--- HOW TO COMPLETE THIS TASK ---
Once the pictures have been excluded, set down each remaining entry word for word.

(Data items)
--------------------------------
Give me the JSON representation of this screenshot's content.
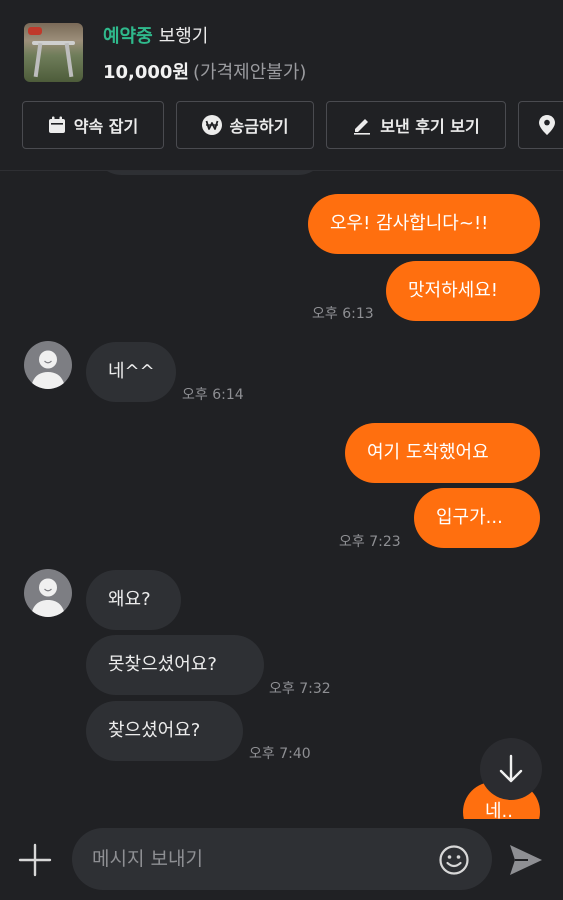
{
  "item": {
    "status": "예약중",
    "title": "보행기",
    "price": "10,000원",
    "price_note": "(가격제안불가)"
  },
  "actions": [
    {
      "label": "약속 잡기",
      "icon": "calendar-icon"
    },
    {
      "label": "송금하기",
      "icon": "won-icon"
    },
    {
      "label": "보낸 후기 보기",
      "icon": "pencil-icon"
    },
    {
      "label": "",
      "icon": "location-pin-icon"
    }
  ],
  "messages": [
    {
      "from": "me",
      "text": "오우! 감사합니다~!!",
      "time": ""
    },
    {
      "from": "me",
      "text": "맛저하세요!",
      "time": "오후 6:13"
    },
    {
      "from": "other",
      "text": "네^^",
      "time": "오후 6:14"
    },
    {
      "from": "me",
      "text": "여기 도착했어요",
      "time": ""
    },
    {
      "from": "me",
      "text": "입구가...",
      "time": "오후 7:23"
    },
    {
      "from": "other",
      "text": "왜요?",
      "time": ""
    },
    {
      "from": "other",
      "text": "못찾으셨어요?",
      "time": "오후 7:32"
    },
    {
      "from": "other",
      "text": "찾으셨어요?",
      "time": "오후 7:40"
    },
    {
      "from": "me",
      "text": "네..",
      "time": ""
    }
  ],
  "composer": {
    "placeholder": "메시지 보내기"
  },
  "colors": {
    "accent": "#ff6f0f",
    "status_green": "#2fb98c",
    "background": "#202124",
    "bubble_other": "#2e3034"
  }
}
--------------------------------
--- RESULT FOR THIS EXERCISE ---
Give me the JSON representation of this screenshot's content.
{
  "item": {
    "status": "예약중",
    "title": "보행기",
    "price": "10,000원",
    "price_note": "(가격제안불가)"
  },
  "actions": [
    {
      "label": "약속 잡기",
      "icon": "calendar-icon"
    },
    {
      "label": "송금하기",
      "icon": "won-icon"
    },
    {
      "label": "보낸 후기 보기",
      "icon": "pencil-icon"
    },
    {
      "label": "",
      "icon": "location-pin-icon"
    }
  ],
  "messages": [
    {
      "from": "me",
      "text": "오우! 감사합니다~!!",
      "time": ""
    },
    {
      "from": "me",
      "text": "맛저하세요!",
      "time": "오후 6:13"
    },
    {
      "from": "other",
      "text": "네^^",
      "time": "오후 6:14"
    },
    {
      "from": "me",
      "text": "여기 도착했어요",
      "time": ""
    },
    {
      "from": "me",
      "text": "입구가...",
      "time": "오후 7:23"
    },
    {
      "from": "other",
      "text": "왜요?",
      "time": ""
    },
    {
      "from": "other",
      "text": "못찾으셨어요?",
      "time": "오후 7:32"
    },
    {
      "from": "other",
      "text": "찾으셨어요?",
      "time": "오후 7:40"
    },
    {
      "from": "me",
      "text": "네..",
      "time": ""
    }
  ],
  "composer": {
    "placeholder": "메시지 보내기"
  },
  "colors": {
    "accent": "#ff6f0f",
    "status_green": "#2fb98c",
    "background": "#202124",
    "bubble_other": "#2e3034"
  }
}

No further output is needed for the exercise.